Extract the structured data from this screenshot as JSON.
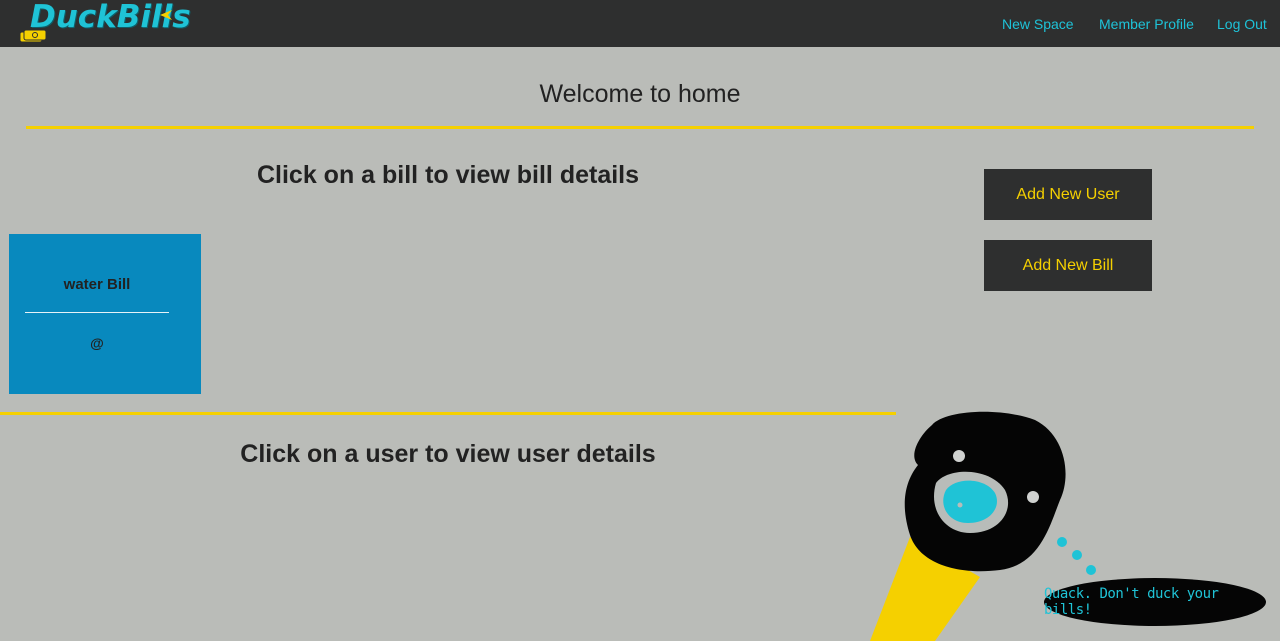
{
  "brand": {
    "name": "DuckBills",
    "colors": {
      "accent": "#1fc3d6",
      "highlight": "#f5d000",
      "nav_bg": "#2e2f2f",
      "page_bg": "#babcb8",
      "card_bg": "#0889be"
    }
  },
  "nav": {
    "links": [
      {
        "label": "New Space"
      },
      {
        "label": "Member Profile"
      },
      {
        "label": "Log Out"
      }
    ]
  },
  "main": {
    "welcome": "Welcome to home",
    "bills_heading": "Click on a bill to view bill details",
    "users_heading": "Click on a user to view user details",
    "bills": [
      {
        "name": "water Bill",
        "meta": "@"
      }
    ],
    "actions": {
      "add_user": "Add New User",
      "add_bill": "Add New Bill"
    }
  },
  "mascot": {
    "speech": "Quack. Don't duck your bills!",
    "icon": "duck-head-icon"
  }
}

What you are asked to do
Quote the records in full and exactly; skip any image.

Solved problem
Extract the structured data from this screenshot as JSON.
{
  "brand": {
    "name": "DuckBills",
    "colors": {
      "accent": "#1fc3d6",
      "highlight": "#f5d000",
      "nav_bg": "#2e2f2f",
      "page_bg": "#babcb8",
      "card_bg": "#0889be"
    }
  },
  "nav": {
    "links": [
      {
        "label": "New Space"
      },
      {
        "label": "Member Profile"
      },
      {
        "label": "Log Out"
      }
    ]
  },
  "main": {
    "welcome": "Welcome to home",
    "bills_heading": "Click on a bill to view bill details",
    "users_heading": "Click on a user to view user details",
    "bills": [
      {
        "name": "water Bill",
        "meta": "@"
      }
    ],
    "actions": {
      "add_user": "Add New User",
      "add_bill": "Add New Bill"
    }
  },
  "mascot": {
    "speech": "Quack. Don't duck your bills!",
    "icon": "duck-head-icon"
  }
}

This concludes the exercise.